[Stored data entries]
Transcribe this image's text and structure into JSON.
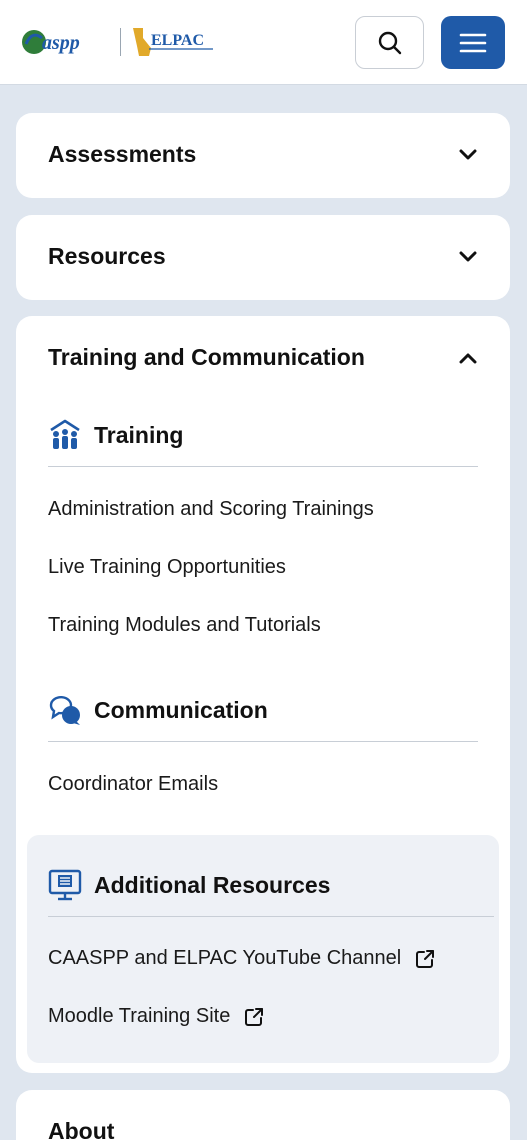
{
  "header": {
    "logo_primary": "CAASPP",
    "logo_secondary": "ELPAC",
    "search_icon": "search-icon",
    "menu_icon": "hamburger-menu-icon",
    "accent_color": "#1f5aa8"
  },
  "nav": {
    "assessments": {
      "label": "Assessments",
      "expanded": false
    },
    "resources": {
      "label": "Resources",
      "expanded": false
    },
    "training_communication": {
      "label": "Training and Communication",
      "expanded": true,
      "training": {
        "title": "Training",
        "icon": "group-people-icon",
        "links": [
          "Administration and Scoring Trainings",
          "Live Training Opportunities",
          "Training Modules and Tutorials"
        ]
      },
      "communication": {
        "title": "Communication",
        "icon": "chat-bubbles-icon",
        "links": [
          "Coordinator Emails"
        ]
      },
      "additional_resources": {
        "title": "Additional Resources",
        "icon": "presentation-board-icon",
        "links": [
          {
            "label": "CAASPP and ELPAC YouTube Channel",
            "external": true
          },
          {
            "label": "Moodle Training Site",
            "external": true
          }
        ]
      }
    },
    "about": {
      "label": "About"
    }
  }
}
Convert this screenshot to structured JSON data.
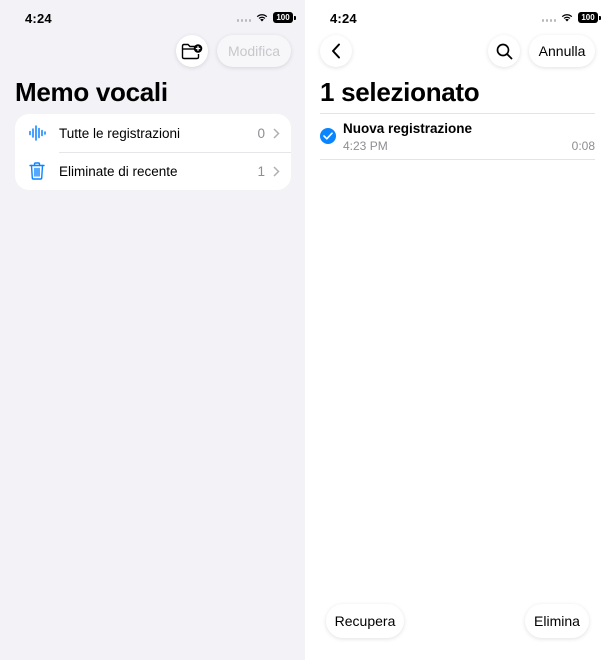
{
  "left": {
    "status": {
      "time": "4:24",
      "battery": "100"
    },
    "toolbar": {
      "edit_label": "Modifica"
    },
    "title": "Memo vocali",
    "rows": [
      {
        "label": "Tutte le registrazioni",
        "count": "0"
      },
      {
        "label": "Eliminate di recente",
        "count": "1"
      }
    ]
  },
  "right": {
    "status": {
      "time": "4:24",
      "battery": "100"
    },
    "toolbar": {
      "cancel_label": "Annulla"
    },
    "title": "1 selezionato",
    "recording": {
      "title": "Nuova registrazione",
      "time": "4:23 PM",
      "duration": "0:08",
      "selected": true
    },
    "bottom": {
      "recover_label": "Recupera",
      "delete_label": "Elimina"
    }
  },
  "colors": {
    "accent": "#0a84ff",
    "left_background": "#f2f2f7",
    "disabled_text": "#c8c8cc"
  }
}
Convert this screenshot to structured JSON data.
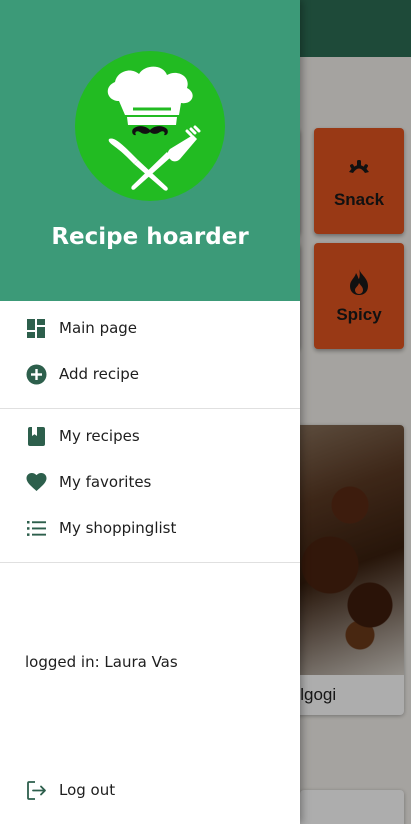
{
  "drawer": {
    "app_title": "Recipe hoarder",
    "nav_primary": [
      {
        "label": "Main page",
        "icon": "dashboard-icon"
      },
      {
        "label": "Add recipe",
        "icon": "add-circle-icon"
      }
    ],
    "nav_personal": [
      {
        "label": "My recipes",
        "icon": "book-icon"
      },
      {
        "label": "My favorites",
        "icon": "heart-icon"
      },
      {
        "label": "My shoppinglist",
        "icon": "list-icon"
      }
    ],
    "logged_in_text": "logged in: Laura Vas",
    "logout_label": "Log out"
  },
  "background": {
    "categories": [
      {
        "label": "Snack",
        "icon": "croissant-icon"
      },
      {
        "label": "Spicy",
        "icon": "flame-icon"
      }
    ],
    "recipe_card_title": "f Bulgogi"
  },
  "colors": {
    "header_green": "#3c9a78",
    "logo_green": "#22bb22",
    "icon_green": "#2d5f4c",
    "tile_orange": "#e2541f"
  }
}
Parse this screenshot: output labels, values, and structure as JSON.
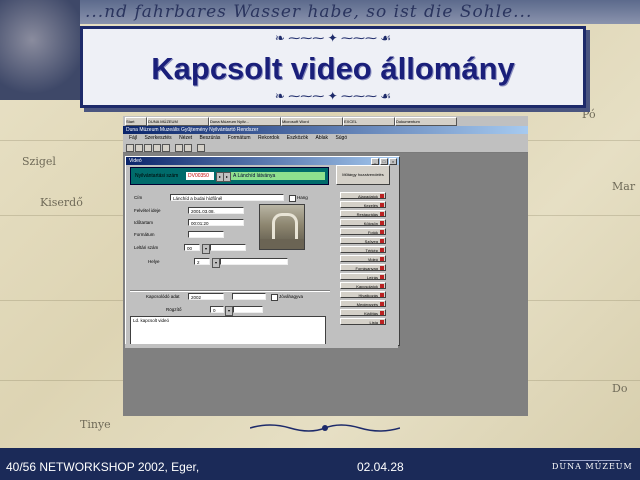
{
  "slide": {
    "script_text": "...nd fahrbares Wasser habe, so ist die Sohle...",
    "title": "Kapcsolt video állomány",
    "map_labels": [
      "Kiserdő",
      "Szigel",
      "Tinye",
      "Mar",
      "Pó",
      "Do"
    ],
    "footer_left": "40/56 NETWORKSHOP 2002, Eger,",
    "footer_date": "02.04.28",
    "footer_logo": "DUNA MÚZEUM"
  },
  "screen": {
    "taskbar_items": [
      "Start",
      "DUNA MÚZEUM",
      "Duna Múzeum Nyilv...",
      "Microsoft Word",
      "EXCEL",
      "Dokumentum"
    ],
    "app_title": "Duna Múzeum Muzeális Gyűjtemény Nyilvántartó Rendszer",
    "menu_items": [
      "Fájl",
      "Szerkesztés",
      "Nézet",
      "Beszúrás",
      "Formátum",
      "Rekordok",
      "Eszközök",
      "Ablak",
      "Súgó"
    ]
  },
  "form": {
    "title": "Videó",
    "teal_label": "Nyilvántartási szám",
    "code": "DV00350",
    "record_name": "A Lánchíd látványa",
    "fields": [
      {
        "label": "Cím",
        "value": "Lánchíd a budai hídfőnél"
      },
      {
        "label": "Felvétel ideje",
        "value": "2001.03.08."
      },
      {
        "label": "Időtartam",
        "value": "00:01:20"
      },
      {
        "label": "Formátum",
        "value": ""
      },
      {
        "label": "Leltári szám",
        "value": "00"
      },
      {
        "label": "Helye",
        "value": "2"
      }
    ],
    "checkbox_label": "Hang",
    "bottom_label_1": "Kapcsolódó adat",
    "bottom_value_1": "2002",
    "bottom_check_label": "Jóváhagyva",
    "bottom_label_2": "Rögzítő",
    "bottom_value_2": "0",
    "grid_row": "Ld. kapcsolt videó"
  },
  "side_buttons": {
    "top": "Műtárgy hozzárendelés",
    "items": [
      "Alapadatok",
      "Kezelés",
      "Restaurálás",
      "Kölcsön",
      "Fotók",
      "Szöveg",
      "Térkép",
      "Videó",
      "Forrásanyag",
      "Leírás",
      "Kapcsolatok",
      "Hivatkozás",
      "Megjegyzés",
      "Kiállítás",
      "Lista"
    ]
  }
}
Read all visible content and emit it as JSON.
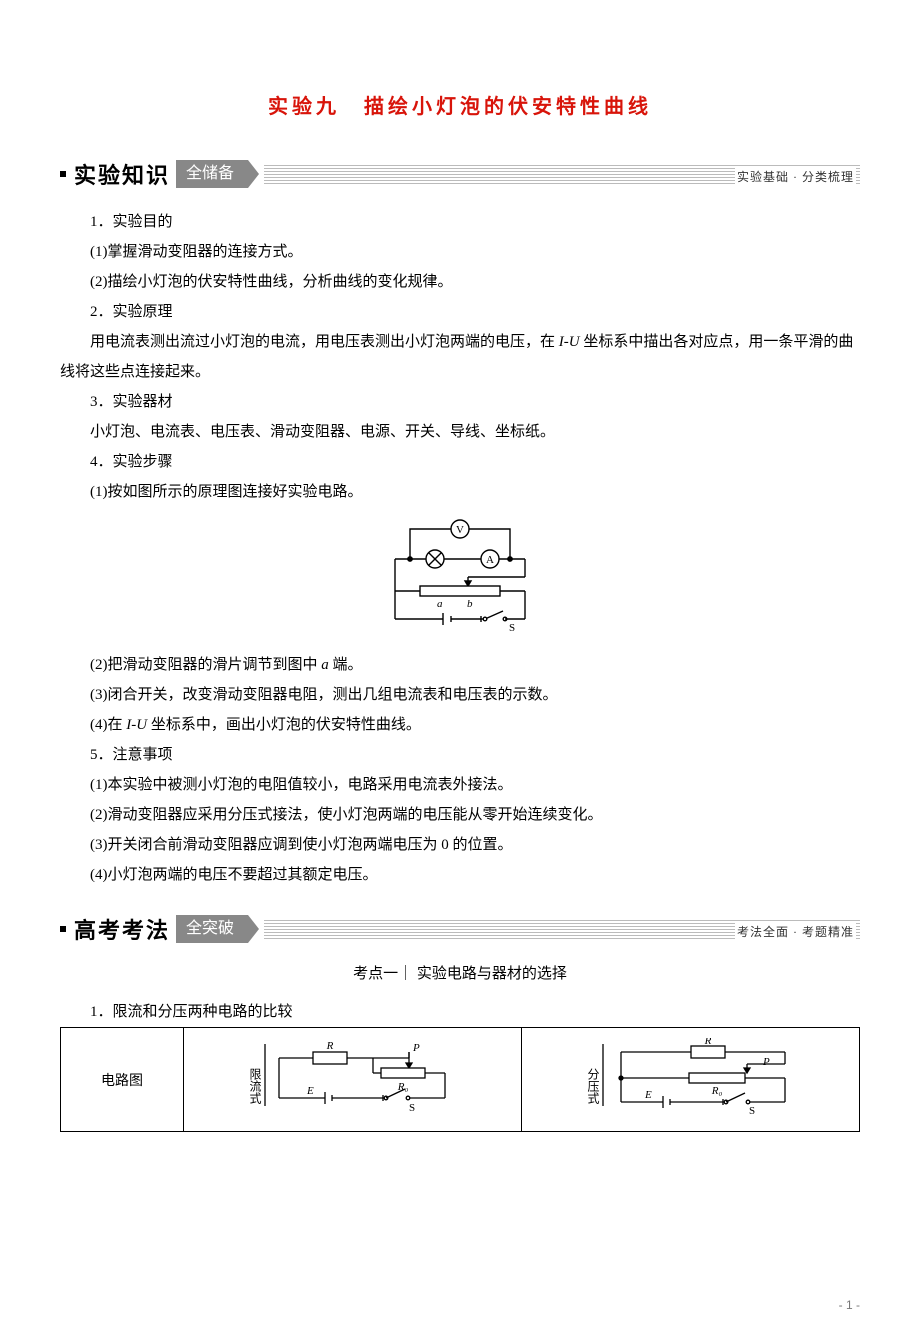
{
  "title": "实验九　描绘小灯泡的伏安特性曲线",
  "section1": {
    "heading": "实验知识",
    "tab": "全储备",
    "note": "实验基础 · 分类梳理"
  },
  "body": {
    "s1": "1．实验目的",
    "s1_1": "(1)掌握滑动变阻器的连接方式。",
    "s1_2": "(2)描绘小灯泡的伏安特性曲线，分析曲线的变化规律。",
    "s2": "2．实验原理",
    "s2_1a": "用电流表测出流过小灯泡的电流，用电压表测出小灯泡两端的电压，在 ",
    "s2_1b": "I-U",
    "s2_1c": " 坐标系中描出各对应点，用一条平滑的曲线将这些点连接起来。",
    "s3": "3．实验器材",
    "s3_1": "小灯泡、电流表、电压表、滑动变阻器、电源、开关、导线、坐标纸。",
    "s4": "4．实验步骤",
    "s4_1": "(1)按如图所示的原理图连接好实验电路。",
    "s4_2a": "(2)把滑动变阻器的滑片调节到图中 ",
    "s4_2b": "a",
    "s4_2c": " 端。",
    "s4_3": "(3)闭合开关，改变滑动变阻器电阻，测出几组电流表和电压表的示数。",
    "s4_4a": "(4)在 ",
    "s4_4b": "I-U",
    "s4_4c": " 坐标系中，画出小灯泡的伏安特性曲线。",
    "s5": "5．注意事项",
    "s5_1": "(1)本实验中被测小灯泡的电阻值较小，电路采用电流表外接法。",
    "s5_2": "(2)滑动变阻器应采用分压式接法，使小灯泡两端的电压能从零开始连续变化。",
    "s5_3": "(3)开关闭合前滑动变阻器应调到使小灯泡两端电压为 0 的位置。",
    "s5_4": "(4)小灯泡两端的电压不要超过其额定电压。"
  },
  "section2": {
    "heading": "高考考法",
    "tab": "全突破",
    "note": "考法全面 · 考题精准"
  },
  "sub1": "考点一｜ 实验电路与器材的选择",
  "sub1_p1": "1．限流和分压两种电路的比较",
  "table": {
    "h1": "电路图",
    "c1_label": "限流式",
    "c2_label": "分压式"
  },
  "circuit": {
    "labels": {
      "V": "V",
      "A": "A",
      "a": "a",
      "b": "b",
      "S": "S"
    }
  },
  "tcirc": {
    "R": "R",
    "P": "P",
    "R0": "R₀",
    "E": "E",
    "S": "S"
  },
  "page_num": "- 1 -"
}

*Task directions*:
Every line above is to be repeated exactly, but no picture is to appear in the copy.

*Answer to the exercise*:
Transcribe this image's text and structure into JSON.
{
  "header": {
    "logo_primary": "CAASPP",
    "logo_secondary": "ELPAC",
    "search_icon": "search-icon",
    "menu_icon": "hamburger-menu-icon",
    "accent_color": "#1f5aa8"
  },
  "nav": {
    "assessments": {
      "label": "Assessments",
      "expanded": false
    },
    "resources": {
      "label": "Resources",
      "expanded": false
    },
    "training_communication": {
      "label": "Training and Communication",
      "expanded": true,
      "training": {
        "title": "Training",
        "icon": "group-people-icon",
        "links": [
          "Administration and Scoring Trainings",
          "Live Training Opportunities",
          "Training Modules and Tutorials"
        ]
      },
      "communication": {
        "title": "Communication",
        "icon": "chat-bubbles-icon",
        "links": [
          "Coordinator Emails"
        ]
      },
      "additional_resources": {
        "title": "Additional Resources",
        "icon": "presentation-board-icon",
        "links": [
          {
            "label": "CAASPP and ELPAC YouTube Channel",
            "external": true
          },
          {
            "label": "Moodle Training Site",
            "external": true
          }
        ]
      }
    },
    "about": {
      "label": "About"
    }
  }
}
Convert this screenshot to structured JSON data.
{
  "left": {
    "status": {
      "time": "4:24",
      "battery": "100"
    },
    "toolbar": {
      "edit_label": "Modifica"
    },
    "title": "Memo vocali",
    "rows": [
      {
        "label": "Tutte le registrazioni",
        "count": "0"
      },
      {
        "label": "Eliminate di recente",
        "count": "1"
      }
    ]
  },
  "right": {
    "status": {
      "time": "4:24",
      "battery": "100"
    },
    "toolbar": {
      "cancel_label": "Annulla"
    },
    "title": "1 selezionato",
    "recording": {
      "title": "Nuova registrazione",
      "time": "4:23 PM",
      "duration": "0:08",
      "selected": true
    },
    "bottom": {
      "recover_label": "Recupera",
      "delete_label": "Elimina"
    }
  },
  "colors": {
    "accent": "#0a84ff",
    "left_background": "#f2f2f7",
    "disabled_text": "#c8c8cc"
  }
}
Convert this screenshot to structured JSON data.
{
  "drawer": {
    "app_title": "Recipe hoarder",
    "nav_primary": [
      {
        "label": "Main page",
        "icon": "dashboard-icon"
      },
      {
        "label": "Add recipe",
        "icon": "add-circle-icon"
      }
    ],
    "nav_personal": [
      {
        "label": "My recipes",
        "icon": "book-icon"
      },
      {
        "label": "My favorites",
        "icon": "heart-icon"
      },
      {
        "label": "My shoppinglist",
        "icon": "list-icon"
      }
    ],
    "logged_in_text": "logged in: Laura Vas",
    "logout_label": "Log out"
  },
  "background": {
    "categories": [
      {
        "label": "Snack",
        "icon": "croissant-icon"
      },
      {
        "label": "Spicy",
        "icon": "flame-icon"
      }
    ],
    "recipe_card_title": "f Bulgogi"
  },
  "colors": {
    "header_green": "#3c9a78",
    "logo_green": "#22bb22",
    "icon_green": "#2d5f4c",
    "tile_orange": "#e2541f"
  }
}
Parse this screenshot: output labels, values, and structure as JSON.
{
  "slide": {
    "script_text": "...nd fahrbares Wasser habe, so ist die Sohle...",
    "title": "Kapcsolt video állomány",
    "map_labels": [
      "Kiserdő",
      "Szigel",
      "Tinye",
      "Mar",
      "Pó",
      "Do"
    ],
    "footer_left": "40/56 NETWORKSHOP 2002, Eger,",
    "footer_date": "02.04.28",
    "footer_logo": "DUNA MÚZEUM"
  },
  "screen": {
    "taskbar_items": [
      "Start",
      "DUNA MÚZEUM",
      "Duna Múzeum Nyilv...",
      "Microsoft Word",
      "EXCEL",
      "Dokumentum"
    ],
    "app_title": "Duna Múzeum Muzeális Gyűjtemény Nyilvántartó Rendszer",
    "menu_items": [
      "Fájl",
      "Szerkesztés",
      "Nézet",
      "Beszúrás",
      "Formátum",
      "Rekordok",
      "Eszközök",
      "Ablak",
      "Súgó"
    ]
  },
  "form": {
    "title": "Videó",
    "teal_label": "Nyilvántartási szám",
    "code": "DV00350",
    "record_name": "A Lánchíd látványa",
    "fields": [
      {
        "label": "Cím",
        "value": "Lánchíd a budai hídfőnél"
      },
      {
        "label": "Felvétel ideje",
        "value": "2001.03.08."
      },
      {
        "label": "Időtartam",
        "value": "00:01:20"
      },
      {
        "label": "Formátum",
        "value": ""
      },
      {
        "label": "Leltári szám",
        "value": "00"
      },
      {
        "label": "Helye",
        "value": "2"
      }
    ],
    "checkbox_label": "Hang",
    "bottom_label_1": "Kapcsolódó adat",
    "bottom_value_1": "2002",
    "bottom_check_label": "Jóváhagyva",
    "bottom_label_2": "Rögzítő",
    "bottom_value_2": "0",
    "grid_row": "Ld. kapcsolt videó"
  },
  "side_buttons": {
    "top": "Műtárgy hozzárendelés",
    "items": [
      "Alapadatok",
      "Kezelés",
      "Restaurálás",
      "Kölcsön",
      "Fotók",
      "Szöveg",
      "Térkép",
      "Videó",
      "Forrásanyag",
      "Leírás",
      "Kapcsolatok",
      "Hivatkozás",
      "Megjegyzés",
      "Kiállítás",
      "Lista"
    ]
  }
}
Read all visible content and emit it as JSON.
{
  "title": "实验九　描绘小灯泡的伏安特性曲线",
  "section1": {
    "heading": "实验知识",
    "tab": "全储备",
    "note": "实验基础 · 分类梳理"
  },
  "body": {
    "s1": "1．实验目的",
    "s1_1": "(1)掌握滑动变阻器的连接方式。",
    "s1_2": "(2)描绘小灯泡的伏安特性曲线，分析曲线的变化规律。",
    "s2": "2．实验原理",
    "s2_1a": "用电流表测出流过小灯泡的电流，用电压表测出小灯泡两端的电压，在 ",
    "s2_1b": "I-U",
    "s2_1c": " 坐标系中描出各对应点，用一条平滑的曲线将这些点连接起来。",
    "s3": "3．实验器材",
    "s3_1": "小灯泡、电流表、电压表、滑动变阻器、电源、开关、导线、坐标纸。",
    "s4": "4．实验步骤",
    "s4_1": "(1)按如图所示的原理图连接好实验电路。",
    "s4_2a": "(2)把滑动变阻器的滑片调节到图中 ",
    "s4_2b": "a",
    "s4_2c": " 端。",
    "s4_3": "(3)闭合开关，改变滑动变阻器电阻，测出几组电流表和电压表的示数。",
    "s4_4a": "(4)在 ",
    "s4_4b": "I-U",
    "s4_4c": " 坐标系中，画出小灯泡的伏安特性曲线。",
    "s5": "5．注意事项",
    "s5_1": "(1)本实验中被测小灯泡的电阻值较小，电路采用电流表外接法。",
    "s5_2": "(2)滑动变阻器应采用分压式接法，使小灯泡两端的电压能从零开始连续变化。",
    "s5_3": "(3)开关闭合前滑动变阻器应调到使小灯泡两端电压为 0 的位置。",
    "s5_4": "(4)小灯泡两端的电压不要超过其额定电压。"
  },
  "section2": {
    "heading": "高考考法",
    "tab": "全突破",
    "note": "考法全面 · 考题精准"
  },
  "sub1": "考点一｜ 实验电路与器材的选择",
  "sub1_p1": "1．限流和分压两种电路的比较",
  "table": {
    "h1": "电路图",
    "c1_label": "限流式",
    "c2_label": "分压式"
  },
  "circuit": {
    "labels": {
      "V": "V",
      "A": "A",
      "a": "a",
      "b": "b",
      "S": "S"
    }
  },
  "tcirc": {
    "R": "R",
    "P": "P",
    "R0": "R₀",
    "E": "E",
    "S": "S"
  },
  "page_num": "- 1 -"
}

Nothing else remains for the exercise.